Camcorder Day is a tribute to videography of all varieties. Perhaps you’re a professional and enjoy shooting wildlife (with a lens, not a gun), or an extreme sports fan who attaches a GoPro to their helmet before jumping out of a plane. Or maybe you just like recording memories that can be cherished forever more, from weddings and birthdays, to your son dancing like an Egyptian to the Addams Family movie’s end credits, for reasons that will never become evident. That last one may sound a little unbelievable but one of our web crew made a mistake when he was twelve, one that can’t be erased because he doesn’t know where his mum has hidden the tape.

So get out there and get filming, then upload it to YouTube or Vimeo and share it with the rest of the planet!

Penguin Awareness Day


Penguin Awareness Day, is a great opportunities to learn about and appreciate one of the few natives of Antarctica. On these days, spend a little time learning about them.... a pictorial book or internet site is fun. You can also watch a documentary of these cute and popular, grounded birds.

These days are also a time to wear black and white---penguin colors. However, wearing a tuxedo in their honor is optional. It is also popular today to tell a penguin joke or two.

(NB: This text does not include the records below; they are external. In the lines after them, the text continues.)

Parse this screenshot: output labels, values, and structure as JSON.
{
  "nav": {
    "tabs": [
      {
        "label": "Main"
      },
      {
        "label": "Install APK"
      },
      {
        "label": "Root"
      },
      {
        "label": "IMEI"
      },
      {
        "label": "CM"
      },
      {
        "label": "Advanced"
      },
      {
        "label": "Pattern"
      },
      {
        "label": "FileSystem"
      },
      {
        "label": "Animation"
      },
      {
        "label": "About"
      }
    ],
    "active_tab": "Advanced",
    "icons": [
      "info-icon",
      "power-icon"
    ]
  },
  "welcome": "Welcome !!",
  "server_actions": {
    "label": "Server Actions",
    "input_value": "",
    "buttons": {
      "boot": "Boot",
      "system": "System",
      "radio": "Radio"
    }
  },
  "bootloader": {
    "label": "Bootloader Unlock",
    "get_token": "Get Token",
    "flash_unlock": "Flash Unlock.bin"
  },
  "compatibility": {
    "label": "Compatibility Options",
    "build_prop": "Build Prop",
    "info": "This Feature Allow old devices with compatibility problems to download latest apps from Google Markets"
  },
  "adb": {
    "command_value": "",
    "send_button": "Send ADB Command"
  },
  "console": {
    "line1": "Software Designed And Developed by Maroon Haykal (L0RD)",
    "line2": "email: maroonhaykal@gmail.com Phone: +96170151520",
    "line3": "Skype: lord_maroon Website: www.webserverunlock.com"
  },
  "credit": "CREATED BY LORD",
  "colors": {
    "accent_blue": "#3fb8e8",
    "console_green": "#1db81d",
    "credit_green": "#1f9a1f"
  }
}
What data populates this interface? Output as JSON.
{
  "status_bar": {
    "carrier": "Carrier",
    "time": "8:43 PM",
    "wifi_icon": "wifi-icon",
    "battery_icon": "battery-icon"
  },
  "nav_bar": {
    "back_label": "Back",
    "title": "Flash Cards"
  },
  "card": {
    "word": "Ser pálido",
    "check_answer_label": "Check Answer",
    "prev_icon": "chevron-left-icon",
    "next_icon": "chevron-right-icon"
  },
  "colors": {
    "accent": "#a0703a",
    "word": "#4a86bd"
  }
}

Penguin Awareness Day was created to celebrate everybody’s favourite zoo animal! Find out more about penguins, explore what others have to say about penguins, why not visit your local zoo to share the penguin love! You don’t have to wait until Penguin Awareness Day, because penguins can be loved all year long!

This annual “holiday” serves as an important reminder about the plight of the penguins. Many of these amazing, tuxedo-clad creatures are threatened by a variety of factors including climate change, loss of habitat, ship strikes, overfishing and oil. Some populations have decreased by 80 percent. Several of the species are considered endangered and vulnerable, according to the IUCN Red List of Threatened Species. 32 species are now extinct.

Weighing up to 60 pounds, the Emperor Penguin is the largest of the 17 or 18 penguin species and the Fairy Penguin is the smallest, weighing just over 2 pounds. Penguins are monogamous – they mate for life.

How to Celebrate National Penguin Awareness Day:
  • Adopt a Penguin from the Defenders of Wildlife.
  • In case you haven’t seen it yet or it's been a while, watch the popular 2005 film, March of the Penguins.
  • Get ready to tap your toes! Watch the 2006 animated film, Happy Feet.
  • Watch what happens as a four animals from the New York Central Zoo escape and find themselves out in the wild in the 2005 film, Madagascar. Besides penguins and other critters, Ben Stiller, Chris Rock and David Schwimmer also “star” in the fun animated film.
  • Play National Geographic’s Save the Egg free online game.
  • Check out these free coloring projects.
  • How much do you know about penguins? Take this online quiz and find out.
  • Watch ‘em in action at the Splash Zone Penguin Cam from Monterey Bay Aquarium.
  • Make this fun Penguin Hat!